Fish moths, and common species of clothes moths, can cause irreparable damage to your entire wardrobe. Fortunately, they’re relatively easy to identify and destroy without the use of dangerous pesticides
Here’s how to eradicate these pests and protect your clothes from moths.
What attracts fish moths?
If you’ve noticed little silvery insects scuttling away from the light, you have a fish-moth infestation. Here’s why.
Access to a ready diet
A fish moth’s primary diet is cellulose. Cellulose is a key ingredient in book bindings, carpets, glue, paper, plaster, cotton, linen, wool and silk.
These items are most commonly found in the home, which is why fish-moth infestations are a problem in homes across the world.
Cupboards are the ideal environment
As well as access to a steady diet of their favourite food, fish moths are at their most effective – and destructive – in moist, gloomy environments. Closets, drawers and wardrobes are their perfect home.
In the ideal environmental conditions, females can lay up to 60 eggs at a time, multiple times a year, over an eight-year lifespan. When the nymphs hatch, they can eat several times their body weight. Jerseys, jackets, shirts and jeans are the main course.
How to get rid of fish moths
Fortunately, there are non-toxic treatments that are effective against fish-moth infestations. The best is the newspaper trick.
Create the perfect abode for fish moths
Fish moths love cellulose and are always looking for a moist area to breed. Place a slightly damp, rolled-up newspaper at the back of the attic, garage or your cupboard to create the perfect abode.
After a few weeks, remove and destroy the newspaper along with the extended fish-moth family.
Build an organic fish-moth trap
Wrap a glass jar in adhesive tape and fill it with flour. This acts as a natural fish-moth trap.
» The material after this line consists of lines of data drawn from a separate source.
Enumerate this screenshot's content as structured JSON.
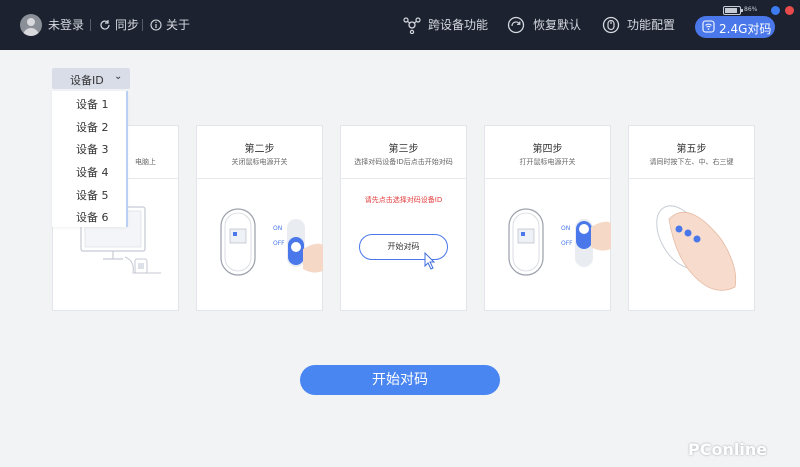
{
  "topbar": {
    "login_label": "未登录",
    "sync_label": "同步",
    "about_label": "关于",
    "cross_device_label": "跨设备功能",
    "restore_default_label": "恢复默认",
    "function_config_label": "功能配置",
    "pairing_label": "2.4G对码",
    "battery_percent": "86%",
    "battery_level": 0.86,
    "window_dot_colors": [
      "#3d7cf0",
      "#e84b4b"
    ]
  },
  "dropdown": {
    "selected": "设备ID",
    "options": [
      "设备 1",
      "设备 2",
      "设备 3",
      "设备 4",
      "设备 5",
      "设备 6"
    ]
  },
  "steps": [
    {
      "title": "",
      "desc": "电脑上"
    },
    {
      "title": "第二步",
      "desc": "关闭鼠标电源开关",
      "on_label": "ON",
      "off_label": "OFF"
    },
    {
      "title": "第三步",
      "desc": "选择对码设备ID后点击开始对码",
      "warning": "请先点击选择对码设备ID",
      "button": "开始对码"
    },
    {
      "title": "第四步",
      "desc": "打开鼠标电源开关",
      "on_label": "ON",
      "off_label": "OFF"
    },
    {
      "title": "第五步",
      "desc": "请同时按下左、中、右三键"
    }
  ],
  "main_button": "开始对码",
  "watermark": "PConline",
  "colors": {
    "accent": "#4a86f1",
    "topbar": "#1d2230",
    "warning": "#e23b3b"
  }
}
The insects climb up and drop into the jar using the tape for traction.
Once they’ve consumed the flour, they’re unable to breach the smooth glass inner walls to escape.
Use strong-smelling plants as repellents
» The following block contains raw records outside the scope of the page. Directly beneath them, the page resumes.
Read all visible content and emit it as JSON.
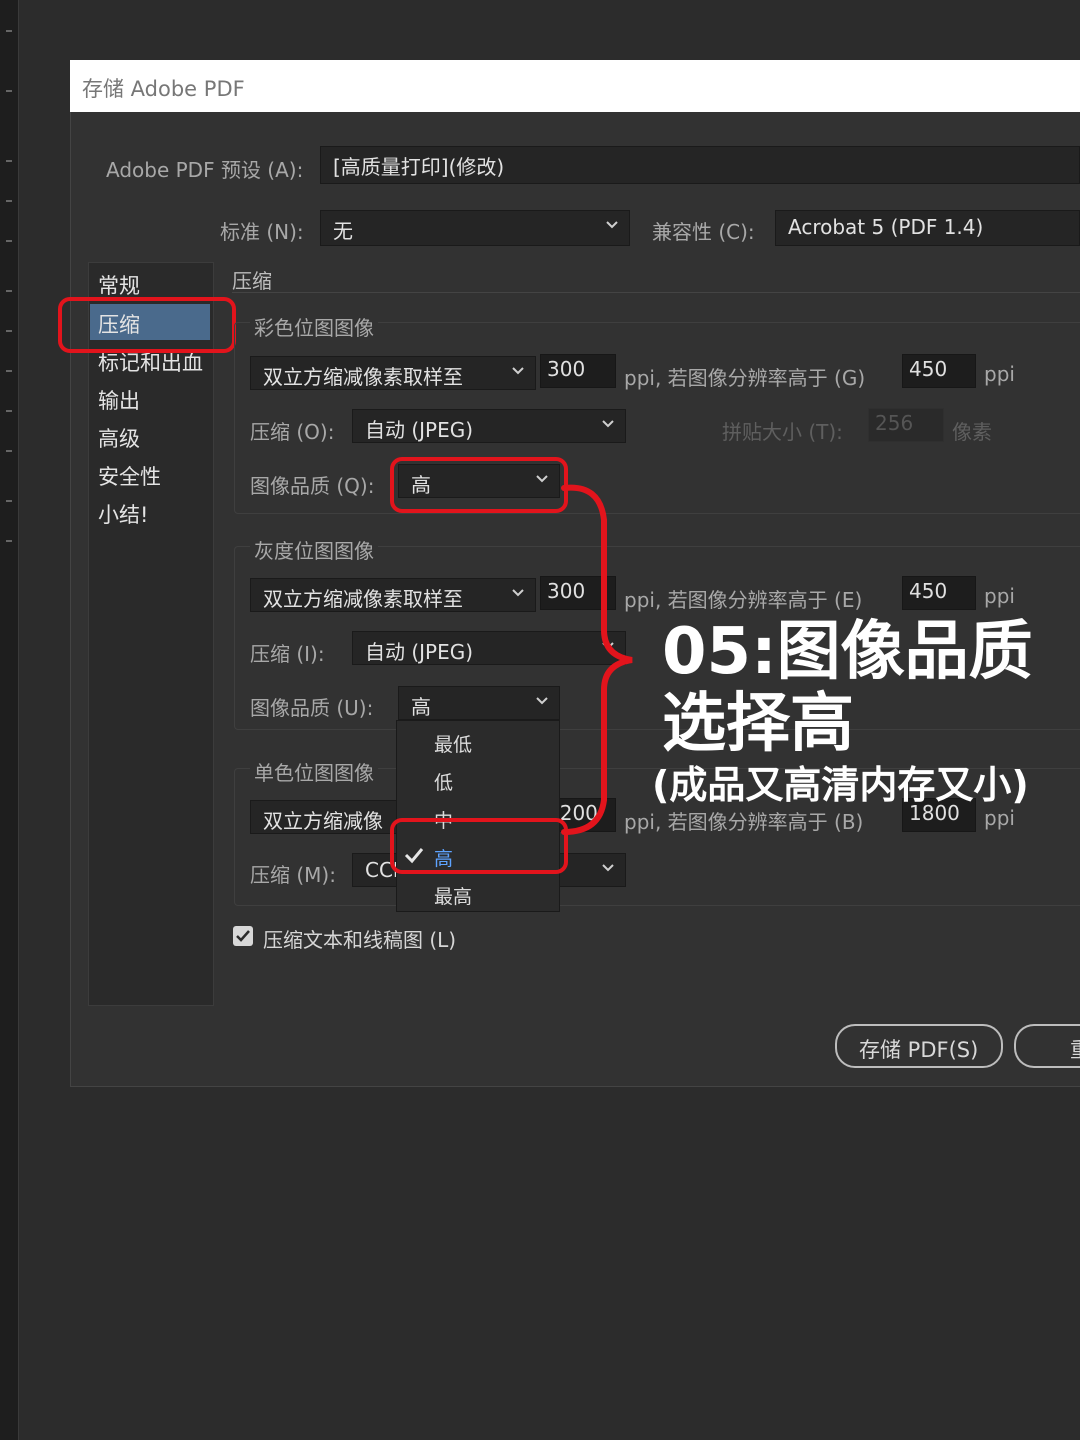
{
  "dialog": {
    "title": "存储 Adobe PDF"
  },
  "preset": {
    "label": "Adobe PDF 预设 (A):",
    "value": "[高质量打印](修改)"
  },
  "standard": {
    "label": "标准 (N):",
    "value": "无"
  },
  "compat": {
    "label": "兼容性 (C):",
    "value": "Acrobat 5 (PDF 1.4)"
  },
  "sidebar": {
    "items": [
      "常规",
      "压缩",
      "标记和出血",
      "输出",
      "高级",
      "安全性",
      "小结!"
    ],
    "selected": "压缩"
  },
  "section_title": "压缩",
  "color": {
    "title": "彩色位图图像",
    "sampling": "双立方缩减像素取样至",
    "ppi": "300",
    "unit": "ppi",
    "above_label": "ppi, 若图像分辨率高于 (G)",
    "above_ppi": "450",
    "above_unit": "ppi",
    "compress_label": "压缩 (O):",
    "compress": "自动 (JPEG)",
    "tile_label": "拼贴大小 (T):",
    "tile": "256",
    "tile_unit": "像素",
    "quality_label": "图像品质 (Q):",
    "quality": "高"
  },
  "gray": {
    "title": "灰度位图图像",
    "sampling": "双立方缩减像素取样至",
    "ppi": "300",
    "above_label": "ppi, 若图像分辨率高于 (E)",
    "above_ppi": "450",
    "above_unit": "ppi",
    "compress_label": "压缩 (I):",
    "compress": "自动 (JPEG)",
    "quality_label": "图像品质 (U):",
    "quality": "高"
  },
  "mono": {
    "title": "单色位图图像",
    "sampling": "双立方缩减像",
    "ppi": "1200",
    "above_label": "ppi, 若图像分辨率高于 (B)",
    "above_ppi": "1800",
    "above_unit": "ppi",
    "compress_label": "压缩 (M):",
    "compress": "CCITT"
  },
  "quality_menu": {
    "options": [
      "最低",
      "低",
      "中",
      "高",
      "最高"
    ],
    "checked": "高"
  },
  "compress_text": {
    "label": "压缩文本和线稿图 (L)",
    "checked": true
  },
  "buttons": {
    "save": "存储 PDF(S)",
    "cancel": "重"
  },
  "annotation": {
    "line1": "05:图像品质",
    "line2": "选择高",
    "line3": "(成品又高清内存又小)"
  },
  "colors": {
    "highlight": "#e2141c",
    "selection": "#4a6a8c",
    "menu_checked": "#5ea3ff"
  }
}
Scatter dried bay leaves, lemon rinds, mint or lavender into high-risk areas as repellents. This is an efficient way of preventing recurring fish-moth infestations.
Why moths actively seek out wardrobes
Fish months may be destructive but the case-bearing and webbing clothes moths are treacherous. These winged destroyers are tiny but their offspring are capable of demolishing clothing at a rapid rate.
Their main fare is garments made from fur, feathers, wool and mohair. When the clothes are dirty, so much the better. The residual body oils, skin flakes and food on soiled clothing activate a feeding frenzy in moth larvae.
Tips for protecting clothes against moth damage
As soiled clothing is a lure for moths, the first task is to clean all items in a hot water wash of at least 49°C. Dry cleaning is recommended for woollen jackets, jerseys and garments susceptible to shrinking.
Clean, vacuum and let in air and light
The cupboard, wardrobe or storage unit must be thoroughly vacuumed. Pay special attention to cracks, crevices and dark recesses. Allow in plenty of fresh air and light.
Use plastic storage containers
The best way to store clean clothing is in sealable plastic storage bins or vacuum-seal packing bags. Avoid cardboard cartons and materials with cellulose as an ingredient.
Garment bags for hanging items
Sealed garment bags provide the best protection for items on hangers. Leave the cupboard door open and move the clothes around once or twice a week.
Use mothballs for severe infestations
As a last resort, mothballs can be used to control severe moth infestations. Only use in homes without children and pets. Mothballs are made from highly toxic chemicals that can cause severe health problems when inhaled.
Now that you know how to protect clothes from moths, consider using self-storage for seldom worn and seasonal clothing.